Algernon Charles Swinburne was an English poet, playwright, novelist, and critic. He wrote several novels, and contributed to the famous Eleventh Edition of the Encyclopædia Britannica. more…

All Algernon Charles Swinburne poems | Algernon Charles Swinburne Books

FAVORITE (0 fans)

Translation

Find a translation for this poem in other languages:

Select another language:

  • - Select -
  • 简体中文 (Chinese - Simplified)
  • 繁體中文 (Chinese - Traditional)
  • Español (Spanish)
  • Esperanto (Esperanto)
  • 日本語 (Japanese)
  • Português (Portuguese)
  • Deutsch (German)
  • العربية (Arabic)
  • Français (French)
  • Русский (Russian)
  • ಕನ್ನಡ (Kannada)
  • 한국어 (Korean)
  • עברית (Hebrew)
  • Український (Ukrainian)
  • اردو (Urdu)
  • Magyar (Hungarian)
  • मानक हिन्दी (Hindi)
  • Indonesia (Indonesian)
  • Italiano (Italian)
  • தமிழ் (Tamil)
  • Türkçe (Turkish)
  • తెలుగు (Telugu)
  • ภาษาไทย (Thai)
  • Tiếng Việt (Vietnamese)
  • Čeština (Czech)
  • Polski (Polish)
  • Bahasa Indonesia (Indonesian)
  • Românește (Romanian)
  • Nederlands (Dutch)
  • Ελληνικά (Greek)
  • Latinum (Latin)
  • Svenska (Swedish)
  • Dansk (Danish)
  • Suomi (Finnish)
  • فارسی (Persian)
  • ייִדיש (Yiddish)
  • հայերեն (Armenian)
  • Norsk (Norwegian)
  • English (English)

Discuss this Algernon Charles Swinburne poem with the community:

Citation

Use the citation below to add this poem to your bibliography:

Style:MLAChicagoAPA

"A Year's Carols" Poetry.net. STANDS4 LLC, 2020. Web. 4 Jun 2020. <https://www.poetry.net/poem/1258/a-year's-carols>.

We need you!

Help us build the largest poetry community and poems collection on the web!

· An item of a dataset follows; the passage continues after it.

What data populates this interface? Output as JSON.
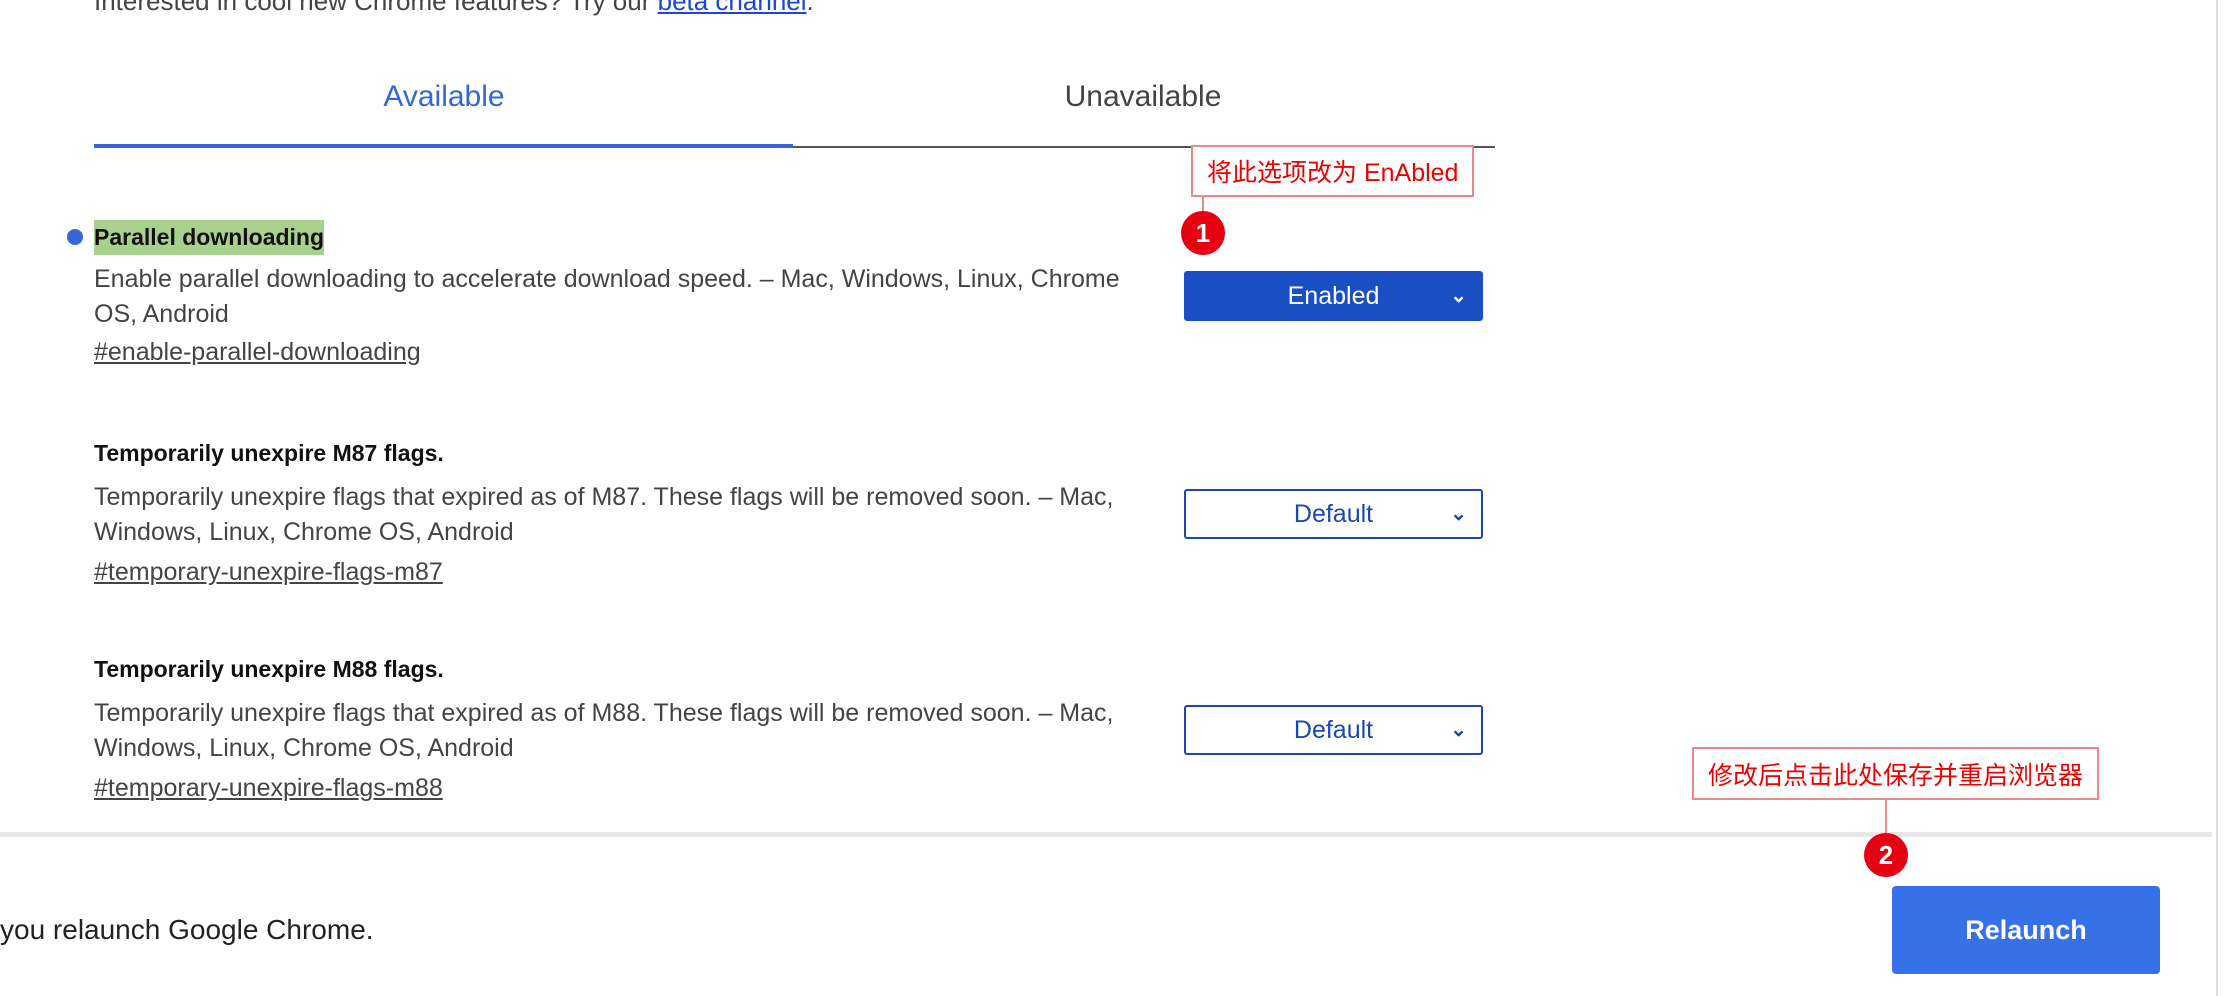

Our favorite collection of

Famous Poets

»

Thanks for your vote! We truly appreciate your support.